Every moment of God’s patience is an opportunity for repentance for those who would otherwise be destroyed in his final coming (Romans 2:4). During Advent we behold the patience of Jesus, and by beholding him we are transformed more into his likeness by God’s Spirit (2 Corinthians 3:18).
6. Advent demonstrates the rarer jewel of Christian discontentment.
Puritan author Jeremiah Burroughs wrote of The Rare Jewel of Christian Contentment. And indeed this rare jewel is worth cultivating, especially in view of a mass conspiracy of advertisements designed solely to rob it from you. But not all discontentment ought to be shunned.
Where Christian contentment is rare in the vast sea of discontented people, distinctly Christian discontentment may be rarer. How else can the result of the firstfruits of the Spirit be groaning inwardly (Romans 8:23)? What are we to make of the souls of martyrs under the altar of God crying out, “How long, O Lord?” (Revelation 6:10)? We do not have to look far to find reasons to grow in righteous discontentment with the sin-broken world around us, and lift up holy cries of lament.
Advent uniquely models this in the Christian calendar, as we remember similar cries for the first coming of Christ, and join their refrain for the second coming.
7. Advent fortifies confidence in the promises of God.
Finally, the best application of all of a season of heightened, purposeful remembrance and expectation directs us toward the glorious Second Advent of King Jesus.
As we reflect on God’s faithfulness to his promises past, we are reassured in the promises we yet await. Jesus said he is coming soon (Revelation 22:12), and though our concept of soon may seem to have a different calibration than our Lord’s, the Holy Spirit strengthens our faith by tracing the exactitude of God’s faithfulness to the saints long ago. Confidence in the second coming of Christ inspires missions (Matthew 24:14), enables Christian fellowship and mutual encouragement (Hebrews 10:25), and equips us for joyful suffering (Hebrews 10:34).

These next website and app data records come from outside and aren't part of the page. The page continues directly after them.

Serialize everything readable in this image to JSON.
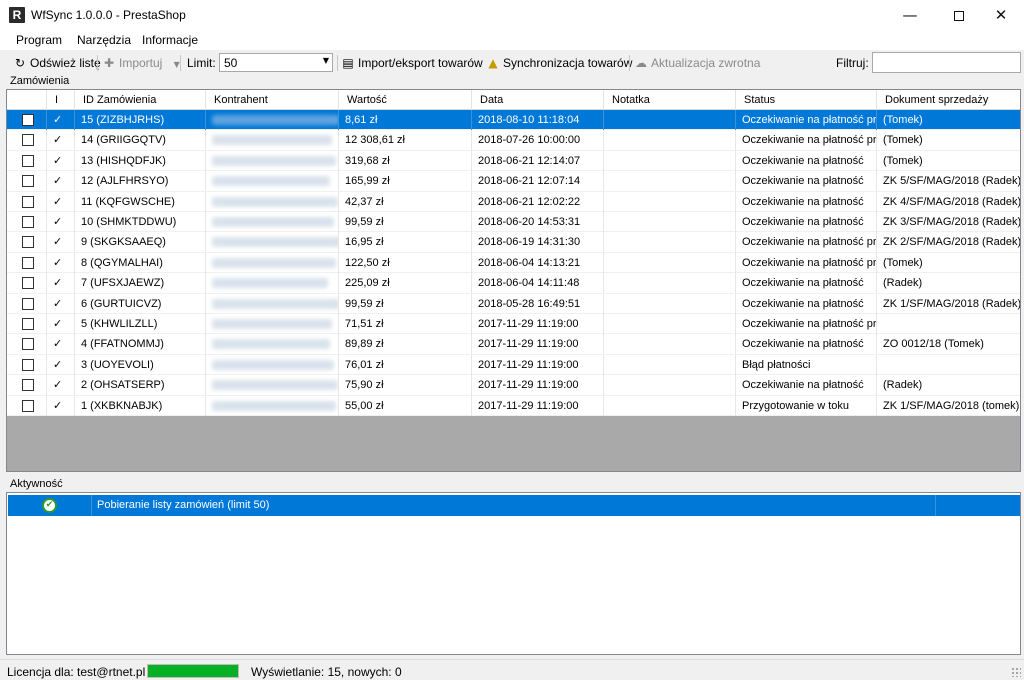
{
  "window": {
    "app_icon": "R",
    "title": "WfSync 1.0.0.0 - PrestaShop"
  },
  "menu": [
    "Program",
    "Narzędzia",
    "Informacje"
  ],
  "toolbar": {
    "refresh_label": "Odśwież listę",
    "refresh_icon": "refresh-icon",
    "import_label": "Importuj",
    "import_icon": "plus-icon",
    "limit_label": "Limit:",
    "limit_value": "50",
    "import_export_label": "Import/eksport towarów",
    "sync_label": "Synchronizacja towarów",
    "reverse_update_label": "Aktualizacja zwrotna",
    "filter_label": "Filtruj:",
    "filter_value": ""
  },
  "orders": {
    "group_label": "Zamówienia",
    "columns": [
      "",
      "I",
      "ID Zamówienia",
      "Kontrahent",
      "Wartość",
      "Data",
      "Notatka",
      "Status",
      "Dokument sprzedaży"
    ],
    "rows": [
      {
        "id": "15 (ZIZBHJRHS)",
        "value": "8,61 zł",
        "date": "2018-08-10 11:18:04",
        "note": "",
        "status": "Oczekiwanie na płatność pr...",
        "doc": "(Tomek)",
        "selected": true
      },
      {
        "id": "14 (GRIIGGQTV)",
        "value": "12 308,61 zł",
        "date": "2018-07-26 10:00:00",
        "note": "",
        "status": "Oczekiwanie na płatność pr...",
        "doc": "(Tomek)"
      },
      {
        "id": "13 (HISHQDFJK)",
        "value": "319,68 zł",
        "date": "2018-06-21 12:14:07",
        "note": "",
        "status": "Oczekiwanie na płatność",
        "doc": "(Tomek)"
      },
      {
        "id": "12 (AJLFHRSYO)",
        "value": "165,99 zł",
        "date": "2018-06-21 12:07:14",
        "note": "",
        "status": "Oczekiwanie na płatność",
        "doc": "ZK 5/SF/MAG/2018 (Radek)"
      },
      {
        "id": "11 (KQFGWSCHE)",
        "value": "42,37 zł",
        "date": "2018-06-21 12:02:22",
        "note": "",
        "status": "Oczekiwanie na płatność",
        "doc": "ZK 4/SF/MAG/2018 (Radek)"
      },
      {
        "id": "10 (SHMKTDDWU)",
        "value": "99,59 zł",
        "date": "2018-06-20 14:53:31",
        "note": "",
        "status": "Oczekiwanie na płatność",
        "doc": "ZK 3/SF/MAG/2018 (Radek)"
      },
      {
        "id": "9 (SKGKSAAEQ)",
        "value": "16,95 zł",
        "date": "2018-06-19 14:31:30",
        "note": "",
        "status": "Oczekiwanie na płatność pr...",
        "doc": "ZK 2/SF/MAG/2018 (Radek)"
      },
      {
        "id": "8 (QGYMALHAI)",
        "value": "122,50 zł",
        "date": "2018-06-04 14:13:21",
        "note": "",
        "status": "Oczekiwanie na płatność pr...",
        "doc": "(Tomek)"
      },
      {
        "id": "7 (UFSXJAEWZ)",
        "value": "225,09 zł",
        "date": "2018-06-04 14:11:48",
        "note": "",
        "status": "Oczekiwanie na płatność",
        "doc": "(Radek)"
      },
      {
        "id": "6 (GURTUICVZ)",
        "value": "99,59 zł",
        "date": "2018-05-28 16:49:51",
        "note": "",
        "status": "Oczekiwanie na płatność",
        "doc": "ZK 1/SF/MAG/2018 (Radek)"
      },
      {
        "id": "5 (KHWLILZLL)",
        "value": "71,51 zł",
        "date": "2017-11-29 11:19:00",
        "note": "",
        "status": "Oczekiwanie na płatność pr...",
        "doc": ""
      },
      {
        "id": "4 (FFATNOMMJ)",
        "value": "89,89 zł",
        "date": "2017-11-29 11:19:00",
        "note": "",
        "status": "Oczekiwanie na płatność",
        "doc": "ZO 0012/18 (Tomek)"
      },
      {
        "id": "3 (UOYEVOLI)",
        "value": "76,01 zł",
        "date": "2017-11-29 11:19:00",
        "note": "",
        "status": "Błąd płatności",
        "doc": ""
      },
      {
        "id": "2 (OHSATSERP)",
        "value": "75,90 zł",
        "date": "2017-11-29 11:19:00",
        "note": "",
        "status": "Oczekiwanie na płatność",
        "doc": "(Radek)"
      },
      {
        "id": "1 (XKBKNABJK)",
        "value": "55,00 zł",
        "date": "2017-11-29 11:19:00",
        "note": "",
        "status": "Przygotowanie w toku",
        "doc": "ZK 1/SF/MAG/2018 (tomek)"
      }
    ],
    "imported_mark": "✓"
  },
  "activity": {
    "group_label": "Aktywność",
    "items": [
      {
        "icon": "check-circle-icon",
        "text": "Pobieranie listy zamówień (limit 50)"
      }
    ]
  },
  "status": {
    "license": "Licencja dla: test@rtnet.pl",
    "progress": 1.0,
    "display": "Wyświetlanie: 15, nowych: 0"
  },
  "colors": {
    "selection": "#0078d7",
    "progress": "#06b025",
    "grid_background": "#a9a9a9"
  }
}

So if you are like me, and did not grow up with the tradition of Advent in your family or church, consider the benefits to your Christian walk this season by joining many in the Christian faith who have found great benefit in purposefully preparing during Advent for the great celebration of Christmas. Let us join the voices of generations of saints past and present in the refrain, O come, O come, Emmanuel.
Readings for Advent

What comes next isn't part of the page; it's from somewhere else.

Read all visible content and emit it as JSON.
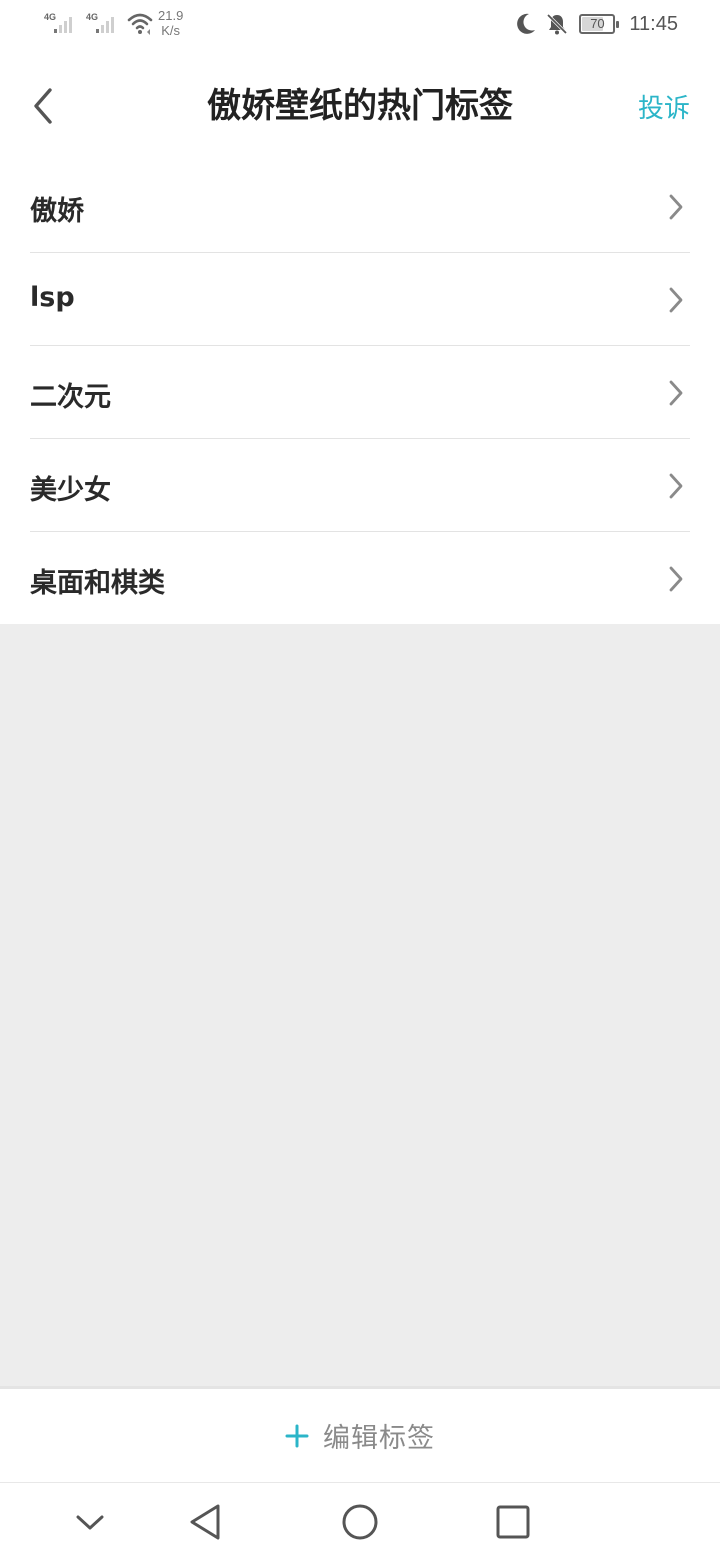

Ryan Shelton is co-author of Promised Beforehand: Readings for Advent. Also available are these Advent readings from John Piper:**[Good News of Great Joy: Daily Readings for Advent](http://www.desiringgod.org/books/good-news-of-great-joy)** Advent is for adoring Jesus. These 25 short daily devotional readings from John Piper begin December 1 and go through Christmas Day. This book of Advent meditations aims to put Jesus at the center of your holiday season. These readings correspond to the daily readings in Desiring God’s free devotional app, Solid Joys (available in iTunes and Google Play), as well as online.
The Christmas season is one of the busiest times of the year. But it is also a season of reflection and preparation for that special day when we mark Immanuel’s coming — the arrival of our eternal God in our own frail humanity. These are 25 more brief devotional readings from John Piper for December 1 to Christmas Day. Our hope is that God would use these meditations to sweeten your adoration of Jesus and help you keep him at the center of your Christmas.
Only two weeks from his crucifixion, Jesus has stopped in Bethlehem. He has returned to visit someone important — the innkeeper who made a place for Mary and Joseph the night he was born. But his greater purpose in coming is to pay a debt. What did it cost to house the Son of God? Through this imaginative poem, John Piper shares a tale of what might have been — the story of an innkeeper whose life was forever altered by the arrival of the Son of God. (Watch the video of John Piper reading The Innkeeper.)
For Christmas gift ideas, see Spread the Word for Christmas.